Recent studies suggest that flares in oil and gas fields are considerably less efficient than previously thought, a discrepancy that could be responsible for additional annual emissions equivalent to those produced by up to 8.8 million cars in the United States alone. To help tackle this urgent problem, a research team led by Dr. Kyle Daun, an engineering professor at the University of Waterloo and Waterloo Climate Institute member, is working with a sophisticated infrared camera to more accurately measure how well flares convert methane into CO2. In the future, he and the team hope to include other institute members like Dr. Maria Strack and Dr. Laura Hug to use the technology for measuring methane emissions in wetlands and landfills.

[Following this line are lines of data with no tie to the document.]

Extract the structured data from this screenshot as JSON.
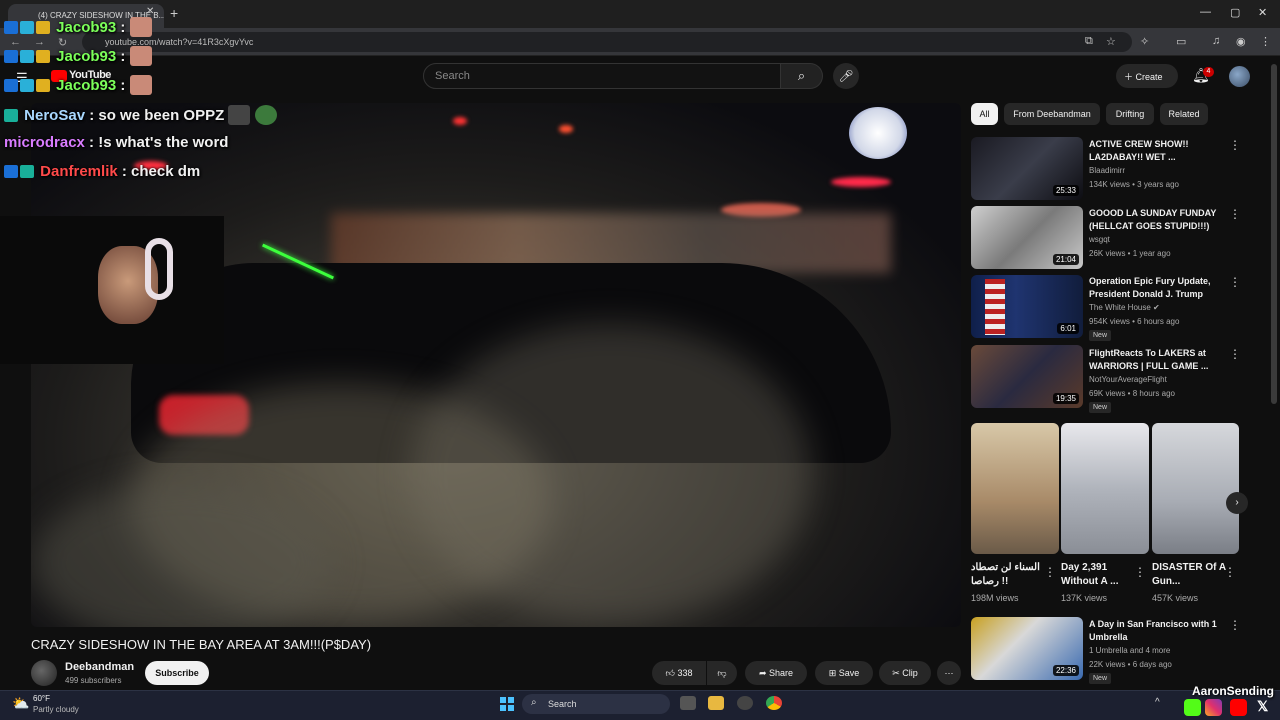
{
  "browser": {
    "tab_title": "(4) CRAZY SIDESHOW IN THE B...",
    "url": "youtube.com/watch?v=41R3cXgvYvc"
  },
  "youtube": {
    "logo": "YouTube",
    "search_placeholder": "Search",
    "create_label": "Create",
    "notifications_count": "4"
  },
  "video": {
    "title": "CRAZY SIDESHOW IN THE BAY AREA AT 3AM!!!(P$DAY)",
    "channel": "Deebandman",
    "subscribers": "499 subscribers",
    "subscribe_label": "Subscribe",
    "likes": "338",
    "share_label": "Share",
    "save_label": "Save",
    "clip_label": "Clip"
  },
  "chat": [
    {
      "user": "Jacob93",
      "message": ":",
      "color": "#7cff5a"
    },
    {
      "user": "Jacob93",
      "message": ":",
      "color": "#7cff5a"
    },
    {
      "user": "Jacob93",
      "message": ":",
      "color": "#7cff5a"
    },
    {
      "user": "NeroSav",
      "message": ": so we been OPPZ",
      "color": "#a9d8ff"
    },
    {
      "user": "microdracx",
      "message": ": !s what's the word",
      "color": "#d97cff"
    },
    {
      "user": "Danfremlik",
      "message": ": check dm",
      "color": "#ff4a4a"
    }
  ],
  "sidebar": {
    "chips": [
      "All",
      "From Deebandman",
      "Drifting",
      "Related"
    ],
    "recommendations": [
      {
        "title": "ACTIVE CREW SHOW!! LA2DABAY!! WET ...",
        "channel": "Blaadimirr",
        "meta": "134K views • 3 years ago",
        "duration": "25:33",
        "new": ""
      },
      {
        "title": "GOOOD LA SUNDAY FUNDAY (HELLCAT GOES STUPID!!!)",
        "channel": "wsgqt",
        "meta": "26K views • 1 year ago",
        "duration": "21:04",
        "new": ""
      },
      {
        "title": "Operation Epic Fury Update, President Donald J. Trump",
        "channel": "The White House",
        "meta": "954K views • 6 hours ago",
        "duration": "6:01",
        "new": "New"
      },
      {
        "title": "FlightReacts To LAKERS at WARRIORS | FULL GAME ...",
        "channel": "NotYourAverageFlight",
        "meta": "69K views • 8 hours ago",
        "duration": "19:35",
        "new": "New"
      }
    ],
    "shorts": [
      {
        "title": "السناء لن تصطاد رصاصا !!",
        "views": "198M views"
      },
      {
        "title": "Day 2,391 Without A ...",
        "views": "137K views"
      },
      {
        "title": "DISASTER Of A Gun...",
        "views": "457K views"
      }
    ],
    "bottom_rec": {
      "title": "A Day in San Francisco with 1 Umbrella",
      "channel": "1 Umbrella and 4 more",
      "meta": "22K views • 6 days ago",
      "duration": "22:36",
      "new": "New"
    }
  },
  "taskbar": {
    "temperature": "60°F",
    "weather": "Partly cloudy",
    "search_label": "Search"
  },
  "stream": {
    "streamer": "AaronSending"
  }
}
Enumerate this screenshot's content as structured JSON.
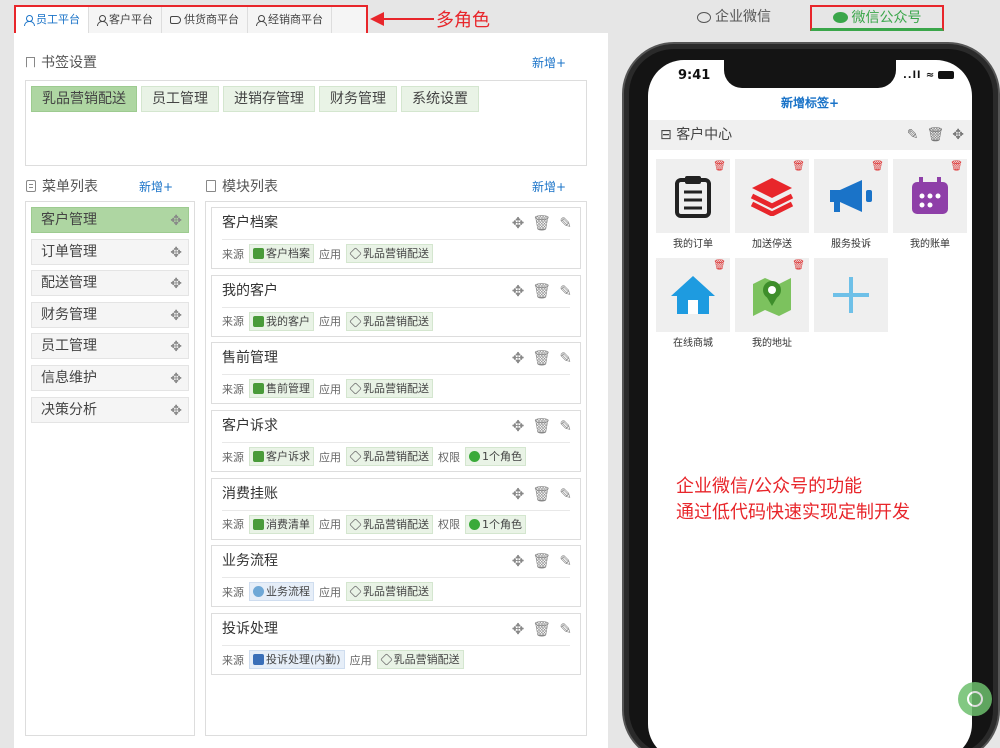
{
  "platform_tabs": [
    {
      "label": "员工平台",
      "active": true
    },
    {
      "label": "客户平台",
      "active": false
    },
    {
      "label": "供货商平台",
      "active": false
    },
    {
      "label": "经销商平台",
      "active": false
    }
  ],
  "annotation_roles": "多角色",
  "bookmarks": {
    "title": "书签设置",
    "add_label": "新增+",
    "items": [
      "乳品营销配送",
      "员工管理",
      "进销存管理",
      "财务管理",
      "系统设置"
    ]
  },
  "menu": {
    "title": "菜单列表",
    "add_label": "新增+",
    "items": [
      "客户管理",
      "订单管理",
      "配送管理",
      "财务管理",
      "员工管理",
      "信息维护",
      "决策分析"
    ]
  },
  "modules": {
    "title": "模块列表",
    "add_label": "新增+",
    "source_label": "来源",
    "app_label": "应用",
    "perm_label": "权限",
    "items": [
      {
        "name": "客户档案",
        "source": "客户档案",
        "app": "乳品营销配送",
        "perm": ""
      },
      {
        "name": "我的客户",
        "source": "我的客户",
        "app": "乳品营销配送",
        "perm": ""
      },
      {
        "name": "售前管理",
        "source": "售前管理",
        "app": "乳品营销配送",
        "perm": ""
      },
      {
        "name": "客户诉求",
        "source": "客户诉求",
        "app": "乳品营销配送",
        "perm": "1个角色"
      },
      {
        "name": "消费挂账",
        "source": "消费清单",
        "app": "乳品营销配送",
        "perm": "1个角色"
      },
      {
        "name": "业务流程",
        "source": "业务流程",
        "app": "乳品营销配送",
        "perm": ""
      },
      {
        "name": "投诉处理",
        "source": "投诉处理(内勤)",
        "app": "乳品营销配送",
        "perm": ""
      }
    ]
  },
  "right_tabs": {
    "work_wechat": "企业微信",
    "wechat_official": "微信公众号"
  },
  "phone": {
    "time": "9:41",
    "signal": "..ll ≈",
    "add_tag": "新增标签+",
    "group_title": "客户中心",
    "grid": [
      {
        "label": "我的订单",
        "icon": "order-list-icon"
      },
      {
        "label": "加送停送",
        "icon": "layers-icon"
      },
      {
        "label": "服务投诉",
        "icon": "megaphone-icon"
      },
      {
        "label": "我的账单",
        "icon": "calendar-bill-icon"
      },
      {
        "label": "在线商城",
        "icon": "home-icon"
      },
      {
        "label": "我的地址",
        "icon": "map-pin-icon"
      },
      {
        "label": "",
        "icon": "plus-icon"
      }
    ]
  },
  "annotation_phone": {
    "line1": "企业微信/公众号的功能",
    "line2": "通过低代码快速实现定制开发"
  },
  "colors": {
    "accent_blue": "#1a73c8",
    "highlight_red": "#e8262b",
    "tag_green": "#aed6a2",
    "wechat_green": "#3aa64a"
  }
}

The Government of Canada has announced new federal funding of over $585,000 for a research project that will examine how much flooding will cost in the future and how public policy can contribute to Canada’s resilience to climate change. This project, completed as a partnership between l'Université du Québec à Montréal, the Insurance Bureau of Canada (IBC), the Université Laval and the University of Waterloo, builds on Dr. Daniel Henstra and Dr. Jason Thistlethwaite’s previous work with Canada's Task Force on Flood Insurance and Relocation.